Prior to this passage in Mark, Jesus has been warning the disciples of the persecution they, and all the faithful, will endure. Here, Jesus states that he will deploy his messengers to gather the “elect” from all over earth and heaven. There is no further description of what this “gathering” will look like, with the exception of the book of Revelation.
Jesus is describing the end time, the final judgment, with images that reflect great cataclysm. The Bible does not give a clear accounting of how or when the end of the world will come about, but this passage relay awe/fear inspiring imagery.
“From the fig tree learn its lesson: as soon as its branch becomes tender and puts forth its leaves, you know that summer is near. So also, when you see these things taking place, you know that he is near, at the very gates. Truly I tell you, this generation will not pass away until all these things have taken place. Heaven and earth will pass away, but my words will not pass away.
Two “fig trees” are being referenced in this passage. First of all, throughout the Hebrew Scriptures, Israel is referred to as a fig tree. Second, in the gospel of Mark, when Jesus walks into Jerusalem with his disciples during Holy Week, Jesus sees a fig tree and looks for fruit on it. However, it is spring and the tree only has leaves, but no fruit. Jesus, finding no fruit, curses the fig tree and it withers and dies right there, like the Wicked Witch of the West, shriveling under the bucket of water. Since the fig tree is a metaphor for Israel, this symbolizes Jesus, the Son of Man/Son of God/Messiah, coming to Jerusalem, Israel’s capitol city, looking for the fruit of faith in God, but finding none. The disciples did not understand the metaphor but only saw Jesus look for fruit at the wrong time of year and then curse the tree for not having fruit.
In the above passage, Jesus draws on the symbolism of the fig tree once again to predict the end times. When Jesus came to Jerusalem, it was not the end time, the time of fruit, but only the beginning, spring when tree buds open into leaves. So also, the end time will come when not all seem ready for it.
The juxtaposition of Jesus’ seeming promise that the end will come before his disciples “pass away”, and that though heaven and earth pass away, Jesus’ promises will not, is not comprehendible. Of course, the first generation of believers did die before the last days. Here we are 2,000 years later and still the last days do not seem to be upon us. Yet, Jesus’ promise to collect the faithful from all over earth and heaven stands.

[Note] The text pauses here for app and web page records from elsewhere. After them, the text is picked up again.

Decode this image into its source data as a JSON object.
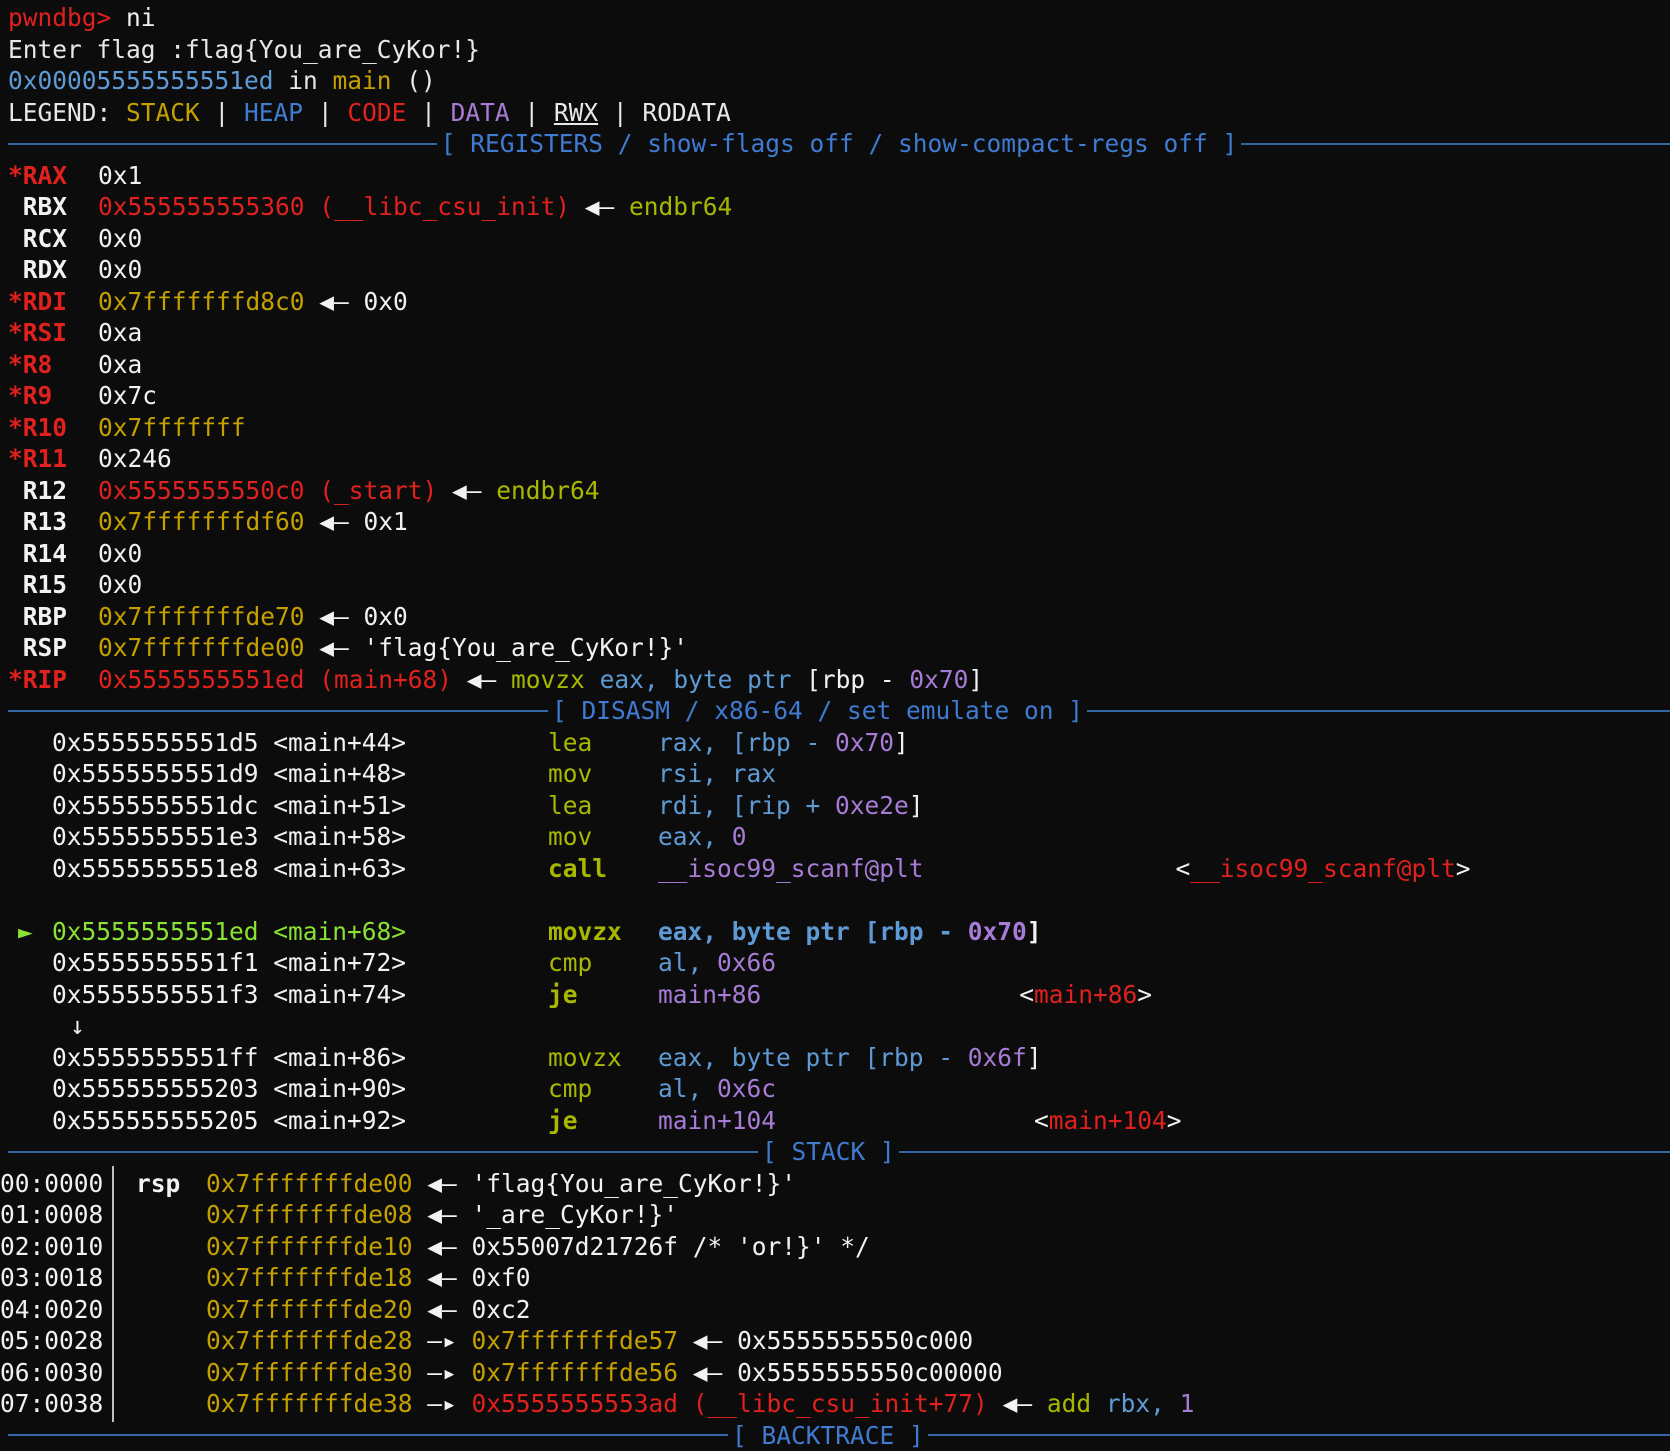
{
  "top": {
    "prompt": "pwndbg>",
    "command": " ni",
    "input_line": "Enter flag :flag{You_are_CyKor!}",
    "loc_addr": "0x00005555555551ed",
    "loc_in": " in ",
    "loc_func": "main",
    "loc_tail": " ()"
  },
  "legend": {
    "label": "LEGEND: ",
    "stack": "STACK",
    "heap": "HEAP",
    "code": "CODE",
    "data": "DATA",
    "rwx": "RWX",
    "rodata": "RODATA",
    "pipe": " | "
  },
  "headers": {
    "registers": "[ REGISTERS / show-flags off / show-compact-regs off ]",
    "disasm": "[ DISASM / x86-64 / set emulate on ]",
    "stack": "[ STACK ]",
    "backtrace": "[ BACKTRACE ]"
  },
  "registers": [
    {
      "name": "*RAX",
      "val": "0x1"
    },
    {
      "name": " RBX",
      "val": "0x555555555360",
      "sym": " (__libc_csu_init)",
      "arrow": " ◀— ",
      "deref": "endbr64"
    },
    {
      "name": " RCX",
      "val": "0x0"
    },
    {
      "name": " RDX",
      "val": "0x0"
    },
    {
      "name": "*RDI",
      "val": "0x7fffffffd8c0",
      "arrow": " ◀— ",
      "deref": "0x0"
    },
    {
      "name": "*RSI",
      "val": "0xa"
    },
    {
      "name": "*R8",
      "val": "0xa"
    },
    {
      "name": "*R9",
      "val": "0x7c"
    },
    {
      "name": "*R10",
      "val": "0x7fffffff"
    },
    {
      "name": "*R11",
      "val": "0x246"
    },
    {
      "name": " R12",
      "val": "0x5555555550c0",
      "sym": " (_start)",
      "arrow": " ◀— ",
      "deref": "endbr64"
    },
    {
      "name": " R13",
      "val": "0x7fffffffdf60",
      "arrow": " ◀— ",
      "deref": "0x1"
    },
    {
      "name": " R14",
      "val": "0x0"
    },
    {
      "name": " R15",
      "val": "0x0"
    },
    {
      "name": " RBP",
      "val": "0x7fffffffde70",
      "arrow": " ◀— ",
      "deref": "0x0"
    },
    {
      "name": " RSP",
      "val": "0x7fffffffde00",
      "arrow": " ◀— ",
      "deref": "'flag{You_are_CyKor!}'"
    },
    {
      "name": "*RIP",
      "val": "0x5555555551ed",
      "sym": " (main+68)",
      "arrow": " ◀— ",
      "i_mn": "movzx ",
      "i_a": "eax, ",
      "i_b": "byte ptr ",
      "i_c": "[rbp - ",
      "i_d": "0x70",
      "i_e": "]"
    }
  ],
  "disasm": [
    {
      "addr": "0x5555555551d5",
      "sym": "<main+44>",
      "mn": "lea",
      "o1": "rax, [rbp - ",
      "o2": "0x70",
      "o3": "]"
    },
    {
      "addr": "0x5555555551d9",
      "sym": "<main+48>",
      "mn": "mov",
      "o1": "rsi, rax"
    },
    {
      "addr": "0x5555555551dc",
      "sym": "<main+51>",
      "mn": "lea",
      "o1": "rdi, [rip + ",
      "o2": "0xe2e",
      "o3": "]"
    },
    {
      "addr": "0x5555555551e3",
      "sym": "<main+58>",
      "mn": "mov",
      "o1": "eax, ",
      "o2": "0"
    },
    {
      "addr": "0x5555555551e8",
      "sym": "<main+63>",
      "mn": "call",
      "o1": "__isoc99_scanf@plt",
      "target": "__isoc99_scanf@plt"
    },
    {
      "addr": "0x5555555551ed",
      "sym": "<main+68>",
      "mn": "movzx",
      "o1": "eax, byte ptr [rbp - ",
      "o2": "0x70",
      "o3": "]",
      "current": true,
      "marker": "►"
    },
    {
      "addr": "0x5555555551f1",
      "sym": "<main+72>",
      "mn": "cmp",
      "o1": "al, ",
      "o2": "0x66"
    },
    {
      "addr": "0x5555555551f3",
      "sym": "<main+74>",
      "mn": "je",
      "o1": "main+86",
      "target": "main+86"
    },
    {
      "addr": "0x5555555551ff",
      "sym": "<main+86>",
      "mn": "movzx",
      "o1": "eax, byte ptr [rbp - ",
      "o2": "0x6f",
      "o3": "]"
    },
    {
      "addr": "0x555555555203",
      "sym": "<main+90>",
      "mn": "cmp",
      "o1": "al, ",
      "o2": "0x6c"
    },
    {
      "addr": "0x555555555205",
      "sym": "<main+92>",
      "mn": "je",
      "o1": "main+104",
      "target": "main+104"
    }
  ],
  "jump_arrow": "↓",
  "stack": [
    {
      "idx": "00:0000",
      "reg": "rsp",
      "addr": "0x7fffffffde00",
      "a1": " ◀— ",
      "v1": "'flag{You_are_CyKor!}'"
    },
    {
      "idx": "01:0008",
      "reg": "",
      "addr": "0x7fffffffde08",
      "a1": " ◀— ",
      "v1": "'_are_CyKor!}'"
    },
    {
      "idx": "02:0010",
      "reg": "",
      "addr": "0x7fffffffde10",
      "a1": " ◀— ",
      "v1": "0x55007d21726f /* 'or!}' */"
    },
    {
      "idx": "03:0018",
      "reg": "",
      "addr": "0x7fffffffde18",
      "a1": " ◀— ",
      "v1": "0xf0"
    },
    {
      "idx": "04:0020",
      "reg": "",
      "addr": "0x7fffffffde20",
      "a1": " ◀— ",
      "v1": "0xc2"
    },
    {
      "idx": "05:0028",
      "reg": "",
      "addr": "0x7fffffffde28",
      "a1": " —▸ ",
      "v1": "0x7fffffffde57",
      "a2": " ◀— ",
      "v2": "0x5555555550c000"
    },
    {
      "idx": "06:0030",
      "reg": "",
      "addr": "0x7fffffffde30",
      "a1": " —▸ ",
      "v1": "0x7fffffffde56",
      "a2": " ◀— ",
      "v2": "0x5555555550c00000"
    },
    {
      "idx": "07:0038",
      "reg": "",
      "addr": "0x7fffffffde38",
      "a1": " —▸ ",
      "v1": "0x5555555553ad",
      "sym": " (__libc_csu_init+77)",
      "a2": " ◀— ",
      "i1": "add ",
      "i2": "rbx, ",
      "i3": "1"
    }
  ]
}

“But about that day or hour no one knows, neither the angels in heaven, nor the Son, but only the Father. Beware, keep alert; for you do not know when the time will come. It is like a man going on a journey, when he leaves home and puts his slaves in charge, each with his work, and commands the doorkeeper to be on the watch. Therefore, keep awake—for you do not know when the master of the house will come, in the evening, or at midnight, or at cockcrow, or at dawn, or else he may find you asleep when he comes suddenly. And what I say to you I say to all: Keep awake.”
Here Jesus warns his disciples to be ready for his appearance at all times. The one sentence parable Jesus gives states that the slaves are in charge and each have their own tasks to accomplish. The slaves would be found faithful if, in their master’s absence, they did the work he set before them.
While in Matthew’s gospel in the parable of the Ten Bride’s Maids, they were allowed to sleep while waiting for the bride groom, here in Mark there is to be no sleeping. Disciples are to keep vigilant watch for Jesus.